  • Ismail (son of Salim Khan Shams al-Dinlu). After 1629, he served as the governor of the Shams al-Dinlu tribal district.

Grand of the governor of Karabakh[edit]

  • Saru Taqi. He was appointed as the Grand of the governor of Karabakh in his youth.

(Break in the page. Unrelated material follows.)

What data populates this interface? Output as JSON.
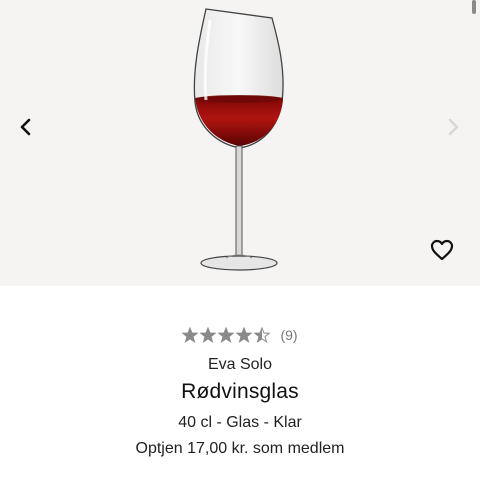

  1. ^ Rahmani A. A. Azerbaijan in the late 16th and 17th centuries (1590–1700). Baku, 1981, pp. 87–89
  2. ^ a b c Floor 2008, p. 258.
  3. ^ A collection of articles on the history of Azerbaijan, edition 1, Baku, 1949, p. 250
  4. ^ Mirza Adigozal-bey, Karabakh-nameh, Baku, 1950, p. 47
  5. ^ Efendiev O. A. Azerbaydjanskoe qosudarstva Sefevidov. . ,s. 93
  6. ^ Sümer F. Safevi devletinin kuruluşu ve gelişmesinde Anadolu türklerinin rolu. Ankara, 1976, s. 37
  7. ^ Maeda, Hirotake (2006). "The forced migrations and reorganisation of the regional order in the Caucasus by Safavid Iran: Preconditions and developments described by Fazli Khuzani". In Ieda, Osamu; Uyama, Tomohiko. Reconstruction and interaction of Slavic Eurasia and its neighbouring worlds (PDF). Slavic Eurasian Studies, No.10. Sapporo: Slavic Research Centre, Hokkaido University. pp. 243–246. ISBN 4938637391. 


  • Floor, Willem M. (2008). Titles and Emoluments in Safavid Iran: A Third Manual of Safavid Administration, by Mirza Naqi Nasiri. Washington, DC: Mage Publishers. ISBN 978-1933823232.